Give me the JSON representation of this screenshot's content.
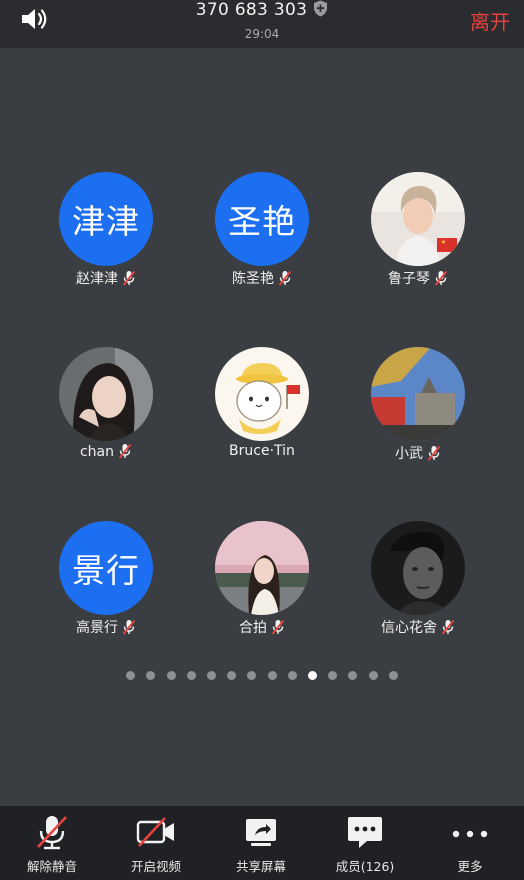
{
  "header": {
    "meeting_id": "370 683 303",
    "timer": "29:04",
    "leave_label": "离开"
  },
  "participants": [
    {
      "name": "赵津津",
      "avatar_text": "津津",
      "avatar": "text"
    },
    {
      "name": "陈圣艳",
      "avatar_text": "圣艳",
      "avatar": "text"
    },
    {
      "name": "鲁子琴",
      "avatar": "photo-man-flag"
    },
    {
      "name": "chan",
      "avatar": "photo-woman"
    },
    {
      "name": "Bruce·Tin",
      "avatar": "cartoon-cat"
    },
    {
      "name": "小武",
      "avatar": "photo-building"
    },
    {
      "name": "高景行",
      "avatar_text": "景行",
      "avatar": "text"
    },
    {
      "name": "合拍",
      "avatar": "photo-girl-sunset"
    },
    {
      "name": "信心花舍",
      "avatar": "photo-man-bw"
    }
  ],
  "pagination": {
    "total": 14,
    "current": 10
  },
  "toolbar": {
    "unmute": "解除静音",
    "start_video": "开启视频",
    "share_screen": "共享屏幕",
    "members": "成员(126)",
    "more": "更多"
  },
  "colors": {
    "background": "#3a3d41",
    "topbar": "#2a2c2f",
    "toolbar": "#1f2124",
    "avatar_blue": "#1c6ff0",
    "leave_red": "#e8423e",
    "muted_red": "#e8423e"
  }
}
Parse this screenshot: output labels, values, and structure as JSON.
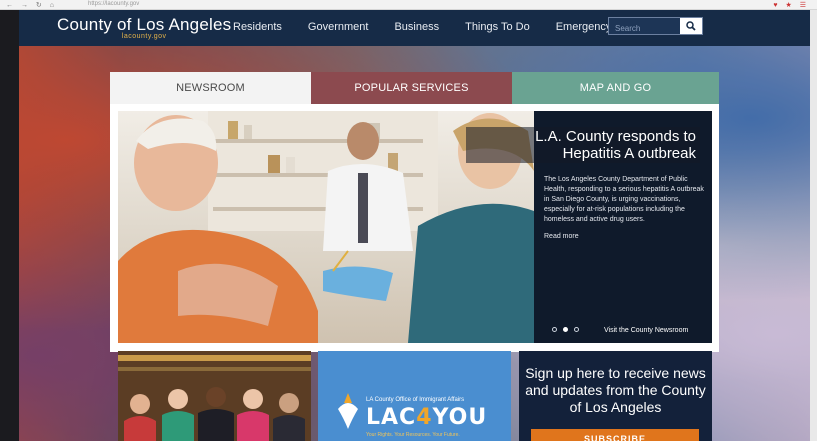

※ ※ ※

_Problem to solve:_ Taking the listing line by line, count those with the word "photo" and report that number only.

_Problem solution:_ 5